[Dataset items]
BEGIN

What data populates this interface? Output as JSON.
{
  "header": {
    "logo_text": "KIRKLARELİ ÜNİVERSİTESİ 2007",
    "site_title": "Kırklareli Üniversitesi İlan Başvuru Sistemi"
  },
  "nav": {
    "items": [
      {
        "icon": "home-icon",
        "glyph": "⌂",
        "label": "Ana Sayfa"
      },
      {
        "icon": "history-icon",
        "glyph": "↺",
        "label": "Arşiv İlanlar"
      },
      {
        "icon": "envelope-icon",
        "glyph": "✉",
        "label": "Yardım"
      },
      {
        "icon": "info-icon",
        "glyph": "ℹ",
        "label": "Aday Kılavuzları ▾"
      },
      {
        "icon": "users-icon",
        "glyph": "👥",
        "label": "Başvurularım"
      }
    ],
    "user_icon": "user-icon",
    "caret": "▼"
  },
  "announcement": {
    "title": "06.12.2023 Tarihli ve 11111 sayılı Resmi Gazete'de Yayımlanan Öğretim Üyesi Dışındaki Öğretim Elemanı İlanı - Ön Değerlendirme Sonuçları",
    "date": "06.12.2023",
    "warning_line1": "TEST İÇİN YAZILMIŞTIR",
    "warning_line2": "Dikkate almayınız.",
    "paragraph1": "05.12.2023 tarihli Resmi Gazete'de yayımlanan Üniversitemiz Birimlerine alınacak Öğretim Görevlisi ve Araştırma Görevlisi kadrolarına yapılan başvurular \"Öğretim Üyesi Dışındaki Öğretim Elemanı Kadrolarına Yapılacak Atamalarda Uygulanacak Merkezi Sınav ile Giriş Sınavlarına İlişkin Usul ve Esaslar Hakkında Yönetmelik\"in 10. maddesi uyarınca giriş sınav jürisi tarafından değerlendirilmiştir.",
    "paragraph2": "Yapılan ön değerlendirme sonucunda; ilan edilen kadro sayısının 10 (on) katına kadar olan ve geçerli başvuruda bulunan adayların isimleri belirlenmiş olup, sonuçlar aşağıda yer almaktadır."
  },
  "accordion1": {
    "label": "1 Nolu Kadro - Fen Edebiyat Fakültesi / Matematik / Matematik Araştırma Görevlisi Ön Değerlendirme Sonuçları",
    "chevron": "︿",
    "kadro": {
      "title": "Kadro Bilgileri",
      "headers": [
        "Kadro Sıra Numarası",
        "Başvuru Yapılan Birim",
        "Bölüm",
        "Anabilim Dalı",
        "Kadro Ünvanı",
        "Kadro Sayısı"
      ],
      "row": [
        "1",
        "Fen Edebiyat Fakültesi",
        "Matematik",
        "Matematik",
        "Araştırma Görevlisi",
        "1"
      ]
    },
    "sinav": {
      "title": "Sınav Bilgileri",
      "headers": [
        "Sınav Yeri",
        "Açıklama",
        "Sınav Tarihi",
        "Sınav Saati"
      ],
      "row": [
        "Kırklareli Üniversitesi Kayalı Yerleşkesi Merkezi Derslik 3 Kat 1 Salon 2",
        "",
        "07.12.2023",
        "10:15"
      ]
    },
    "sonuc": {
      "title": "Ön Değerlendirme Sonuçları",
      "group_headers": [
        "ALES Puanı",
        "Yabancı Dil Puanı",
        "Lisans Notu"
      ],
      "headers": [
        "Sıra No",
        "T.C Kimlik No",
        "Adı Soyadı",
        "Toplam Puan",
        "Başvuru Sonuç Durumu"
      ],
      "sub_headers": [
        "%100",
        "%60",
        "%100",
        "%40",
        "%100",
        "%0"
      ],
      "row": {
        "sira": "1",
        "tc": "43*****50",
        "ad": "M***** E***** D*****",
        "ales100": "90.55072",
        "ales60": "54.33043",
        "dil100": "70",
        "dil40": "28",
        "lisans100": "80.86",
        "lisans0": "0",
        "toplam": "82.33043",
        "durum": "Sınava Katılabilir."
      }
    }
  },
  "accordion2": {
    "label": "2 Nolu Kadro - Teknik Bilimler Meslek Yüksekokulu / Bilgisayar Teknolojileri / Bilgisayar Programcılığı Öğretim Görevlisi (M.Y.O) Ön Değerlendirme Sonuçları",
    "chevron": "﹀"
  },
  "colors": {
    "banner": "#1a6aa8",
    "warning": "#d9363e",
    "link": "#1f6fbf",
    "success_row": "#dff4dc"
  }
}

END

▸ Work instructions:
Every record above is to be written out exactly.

▸ Final answer:
What data populates this interface? Output as JSON.
{
  "header": {
    "logo_text": "KIRKLARELİ ÜNİVERSİTESİ 2007",
    "site_title": "Kırklareli Üniversitesi İlan Başvuru Sistemi"
  },
  "nav": {
    "items": [
      {
        "icon": "home-icon",
        "glyph": "⌂",
        "label": "Ana Sayfa"
      },
      {
        "icon": "history-icon",
        "glyph": "↺",
        "label": "Arşiv İlanlar"
      },
      {
        "icon": "envelope-icon",
        "glyph": "✉",
        "label": "Yardım"
      },
      {
        "icon": "info-icon",
        "glyph": "ℹ",
        "label": "Aday Kılavuzları ▾"
      },
      {
        "icon": "users-icon",
        "glyph": "👥",
        "label": "Başvurularım"
      }
    ],
    "user_icon": "user-icon",
    "caret": "▼"
  },
  "announcement": {
    "title": "06.12.2023 Tarihli ve 11111 sayılı Resmi Gazete'de Yayımlanan Öğretim Üyesi Dışındaki Öğretim Elemanı İlanı - Ön Değerlendirme Sonuçları",
    "date": "06.12.2023",
    "warning_line1": "TEST İÇİN YAZILMIŞTIR",
    "warning_line2": "Dikkate almayınız.",
    "paragraph1": "05.12.2023 tarihli Resmi Gazete'de yayımlanan Üniversitemiz Birimlerine alınacak Öğretim Görevlisi ve Araştırma Görevlisi kadrolarına yapılan başvurular \"Öğretim Üyesi Dışındaki Öğretim Elemanı Kadrolarına Yapılacak Atamalarda Uygulanacak Merkezi Sınav ile Giriş Sınavlarına İlişkin Usul ve Esaslar Hakkında Yönetmelik\"in 10. maddesi uyarınca giriş sınav jürisi tarafından değerlendirilmiştir.",
    "paragraph2": "Yapılan ön değerlendirme sonucunda; ilan edilen kadro sayısının 10 (on) katına kadar olan ve geçerli başvuruda bulunan adayların isimleri belirlenmiş olup, sonuçlar aşağıda yer almaktadır."
  },
  "accordion1": {
    "label": "1 Nolu Kadro - Fen Edebiyat Fakültesi / Matematik / Matematik Araştırma Görevlisi Ön Değerlendirme Sonuçları",
    "chevron": "︿",
    "kadro": {
      "title": "Kadro Bilgileri",
      "headers": [
        "Kadro Sıra Numarası",
        "Başvuru Yapılan Birim",
        "Bölüm",
        "Anabilim Dalı",
        "Kadro Ünvanı",
        "Kadro Sayısı"
      ],
      "row": [
        "1",
        "Fen Edebiyat Fakültesi",
        "Matematik",
        "Matematik",
        "Araştırma Görevlisi",
        "1"
      ]
    },
    "sinav": {
      "title": "Sınav Bilgileri",
      "headers": [
        "Sınav Yeri",
        "Açıklama",
        "Sınav Tarihi",
        "Sınav Saati"
      ],
      "row": [
        "Kırklareli Üniversitesi Kayalı Yerleşkesi Merkezi Derslik 3 Kat 1 Salon 2",
        "",
        "07.12.2023",
        "10:15"
      ]
    },
    "sonuc": {
      "title": "Ön Değerlendirme Sonuçları",
      "group_headers": [
        "ALES Puanı",
        "Yabancı Dil Puanı",
        "Lisans Notu"
      ],
      "headers": [
        "Sıra No",
        "T.C Kimlik No",
        "Adı Soyadı",
        "Toplam Puan",
        "Başvuru Sonuç Durumu"
      ],
      "sub_headers": [
        "%100",
        "%60",
        "%100",
        "%40",
        "%100",
        "%0"
      ],
      "row": {
        "sira": "1",
        "tc": "43*****50",
        "ad": "M***** E***** D*****",
        "ales100": "90.55072",
        "ales60": "54.33043",
        "dil100": "70",
        "dil40": "28",
        "lisans100": "80.86",
        "lisans0": "0",
        "toplam": "82.33043",
        "durum": "Sınava Katılabilir."
      }
    }
  },
  "accordion2": {
    "label": "2 Nolu Kadro - Teknik Bilimler Meslek Yüksekokulu / Bilgisayar Teknolojileri / Bilgisayar Programcılığı Öğretim Görevlisi (M.Y.O) Ön Değerlendirme Sonuçları",
    "chevron": "﹀"
  },
  "colors": {
    "banner": "#1a6aa8",
    "warning": "#d9363e",
    "link": "#1f6fbf",
    "success_row": "#dff4dc"
  }
}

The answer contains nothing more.